Olga Ravn and Martin Aitken talk about the International Booker Prize-longlisted The Employees.
Author Olga Ravn and translator Martin Aitken on the jumbled statements in The Employees and what it’s like to be longlisted for the International Booker Prize.
Hi Olga, what has it been like to be longlisted?
It has been the most wonderful, delightful surprise.
How would you sum up The Employees in one sentence?
It’s a novel about trying to stay hard, but gradually being exposed to yourself as the softest material.
Why do you choose the setting of a spaceship for your novel?
I worked closely together with the artist Lea Guldditte Hestelund, while writing the book, and she suggested a space somewhere between a spaceship and an Alexander Wang flagship store, which was very inspiring to me. I wanted a space that was completely confined, with no exit, and I also wanted to see what would happen if human beings were taken out of their ecology, away from Earth. By making Earth distant I could examine man’s relationship to it in a new way. I wanted to examine how we relate to the soil, the weather, the atmosphere, and I wanted to write about this obsession with resources. And when I say resources, I mean both land and bodies. I also needed personally to write about a feeling of having lost your relationship to land. So, I made the characters loose contact with Earth, literally.
The order of the ‘statements’ is jumbled, according to the numbering. What is the significance of this and do you expect the reader to re-read it in a different order?
There is no grand plan behind this. I think the committee simply jumbled the papers together in a messy pile and put them in a file. A lot of statements are also missing, and in the last part of the book you kind of get an explanation as to why we as readers are not granted access to the complete material. I certainly do not expect the reader to re-read it in a different order. Could you imagine the work? I would encourage people to read it as they want to.
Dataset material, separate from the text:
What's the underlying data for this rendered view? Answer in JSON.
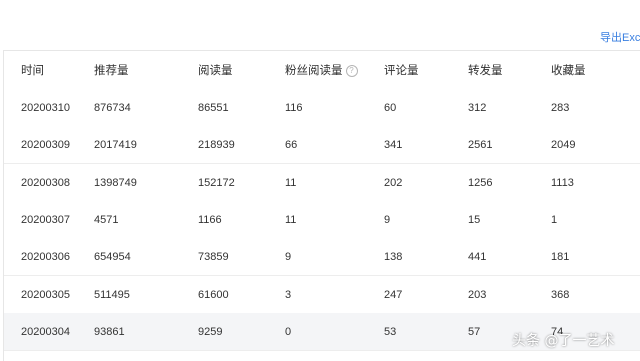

Hi, Martin, what has it been like to be longlisted?
Like being catapulted exhilaratingly into a very tall tree, then wondering how you’re going to get down again.
What did you enjoy about translating The Employees?
I love the strange, disquieting poetry of the piece, and the restrained nature of each of the statements, which in some cases are almost like small, beguiling objects you can pick up and examine, perhaps even press to your cheek. Like the objects carried by the ship.
As The Employees is based in a futuristic setting, was there any language used which was difficult to directly translate?
The autonomous bio-draperies and the various other objects are of course all rather abstract in quality, which probably had me hovering a bit. But the language itself is beautifully straightforward throughout.
The order of the ‘statements’ is jumbled, according to the numbering – did you translate the book in its written order, or chronologically?
I’d already done a small number of them for a magazine, from different parts of the book. They may even have been published there in a different order. But apart from that I started on the first page. It’s intriguing, though, how arranging those statements differently would impact on the narrative.